Cut to the walkthrough, which begins with that transition shot that shows what the room used to look like, morphing into what the Top Designers turned it into. Well, in this instance, it looks like they went from a garage that was cluttered to one that wasn't -- which is nice and all, and I'm sure the Bells appreciate it, but it's not the most visually compelling challenge in the world. Andrea is invited to talk about her design -- it involved moving the car away from the wall to give the Top Designers more room to accommodate the storage and play area and God knows what other needs the Bells had. And I don't mean to belittle their achievement, since the place looks really well ordered and they squeezed everything in there that the Bells wanted, even if those requests were nonsensical... but at the end of the day, it's still a garage. I'm having a hard time believing that an hour of cable television has been devoted to something I put off doing on a monthly basis. Anyhow, the judges head over to the stage area -- "it was very important to incorporate the stage area," Andrea says -- while Michael defends his color choices of deep purple and charcoal for the reversible curtains. His defense: the kids made me do it. We'll see if that works for him later on. As the judges eye the paint work, Ryan makes it ever more difficult to sympathize with him: "If my aesthetic doesn't please the judges, so be it. I can walk home to the slum that is the art world tomorrow and be perfectly happy." Petulant I'm-better-than-this-gig rants come across as much more powerful when they don't sound like the copy for a Calvin Klein perfume ad. ("If having a daring point of view is a crime, then declare me guilty!") Off to the office-that-was-once-a-shed; "It's as great as it could possibly look," Carisa declares. "It couldn't look any better." Let it never be said that she lacked confidence in her work. The judges have completed their walk-through, and it's time to return to the White Room for the parallel universe that is Top Design judging.

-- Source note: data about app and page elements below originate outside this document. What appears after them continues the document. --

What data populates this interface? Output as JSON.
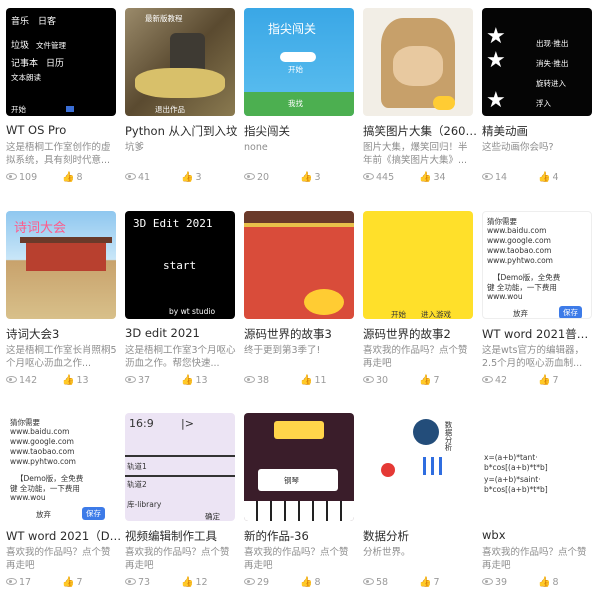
{
  "cards": [
    {
      "title": "WT OS Pro",
      "desc": "这是梧桐工作室创作的虚拟系统，具有刻时代意...",
      "views": "109",
      "likes": "8",
      "thumb_text": [
        "音乐",
        "日客",
        "垃圾",
        "文件管理",
        "记事本",
        "日历",
        "文本朗读",
        "开始"
      ]
    },
    {
      "title": "Python 从入门到入坟",
      "desc": "坑爹",
      "views": "41",
      "likes": "3",
      "thumb_text": [
        "最新版教程",
        "退出作品"
      ]
    },
    {
      "title": "指尖闯关",
      "desc": "none",
      "views": "20",
      "likes": "3",
      "thumb_text": [
        "指尖闯关",
        "开始",
        "我找"
      ]
    },
    {
      "title": "搞笑图片大集（2606张）",
      "desc": "图片大集，爆笑回归！半年前《搞笑图片大集》...",
      "views": "445",
      "likes": "34",
      "thumb_text": []
    },
    {
      "title": "精美动画",
      "desc": "这些动画你会吗?",
      "views": "14",
      "likes": "4",
      "thumb_text": [
        "出现·推出",
        "消失·推出",
        "旋转进入",
        "浮入"
      ]
    },
    {
      "title": "诗词大会3",
      "desc": "这是梧桐工作室长肖照桐5个月呕心沥血之作...",
      "views": "142",
      "likes": "13",
      "thumb_text": [
        "诗词大会"
      ]
    },
    {
      "title": "3D edit 2021",
      "desc": "这是梧桐工作室3个月呕心沥血之作。帮您快速...",
      "views": "37",
      "likes": "13",
      "thumb_text": [
        "3D Edit 2021",
        "start",
        "by wt studio"
      ]
    },
    {
      "title": "源码世界的故事3",
      "desc": "终于更到第3季了!",
      "views": "38",
      "likes": "11",
      "thumb_text": []
    },
    {
      "title": "源码世界的故事2",
      "desc": "喜欢我的作品吗？点个赞再走吧",
      "views": "30",
      "likes": "7",
      "thumb_text": [
        "开始",
        "进入游戏"
      ]
    },
    {
      "title": "WT word 2021普及版",
      "desc": "这是wts官方的编辑器，2.5个月的呕心沥血制...",
      "views": "42",
      "likes": "7",
      "thumb_text": [
        "猜你需要",
        "www.baidu.com",
        "www.google.com",
        "www.taobao.com",
        "www.pyhtwo.com",
        "【Demo版，全免费",
        "键 全功能，一下费用",
        "www.wou",
        "放弃",
        "保存"
      ]
    },
    {
      "title": "WT word 2021（Demo版）",
      "desc": "喜欢我的作品吗？点个赞再走吧",
      "views": "17",
      "likes": "7",
      "thumb_text": [
        "猜你需要",
        "www.baidu.com",
        "www.google.com",
        "www.taobao.com",
        "www.pyhtwo.com",
        "【Demo版，全免费",
        "键 全功能，一下费用",
        "www.wou",
        "放弃",
        "保存"
      ]
    },
    {
      "title": "视频编辑制作工具",
      "desc": "喜欢我的作品吗？点个赞再走吧",
      "views": "73",
      "likes": "12",
      "thumb_text": [
        "16:9",
        "|>",
        "轨道1",
        "轨道2",
        "库-library",
        "确定"
      ]
    },
    {
      "title": "新的作品-36",
      "desc": "喜欢我的作品吗？点个赞再走吧",
      "views": "29",
      "likes": "8",
      "thumb_text": [
        "钢琴"
      ]
    },
    {
      "title": "数据分析",
      "desc": "分析世界。",
      "views": "58",
      "likes": "7",
      "thumb_text": [
        "数据分析"
      ]
    },
    {
      "title": "wbx",
      "desc": "喜欢我的作品吗？点个赞再走吧",
      "views": "39",
      "likes": "8",
      "thumb_text": [
        "x=(a+b)*tant· b*cos[(a+b)*t*b]",
        "y=(a+b)*saint· b*cos[(a+b)*t*b]"
      ]
    }
  ]
}
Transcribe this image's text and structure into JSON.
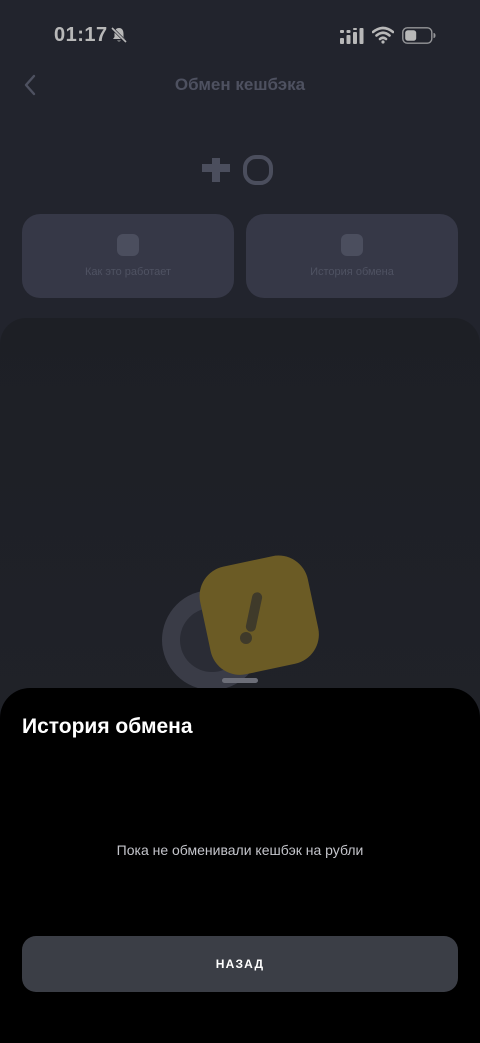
{
  "status_bar": {
    "time": "01:17"
  },
  "nav": {
    "title": "Обмен кешбэка"
  },
  "tiles": [
    {
      "label": "Как это работает"
    },
    {
      "label": "История обмена"
    }
  ],
  "sheet": {
    "title": "История обмена",
    "empty_text": "Пока не обменивали кешбэк на рубли",
    "back_label": "НАЗАД"
  },
  "colors": {
    "accent_yellow": "#c9a82c",
    "sheet_bg": "#000000",
    "button_bg": "#3b3e46"
  }
}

"This week's challenge was about functional design," Jonathan begins. "And we saw a bit of that. But we saw some dysfunction, too." See what he did there? He took that nice thing he said and turned around and made it mean by using the opposite word. That is why Jonathan Adler gets to sit on a stool doling out these witticisms and the rest of us have to sit here and take it. The first thing the judges want to do is talk to Andrea privately about each Top Designer's individual contributions to the project -- there's this wonderful shot of Carisa giving a "Huh? Uh oh!" reaction edited in there -- and by "privately," they mean in front of the cameras while the other designers wait, squirming, outside the White Room. Jonathan wants to know how Andrea feels about the design and execution of the room: pretty all right, she says, "but it could have been pushed maybe another 20 percent."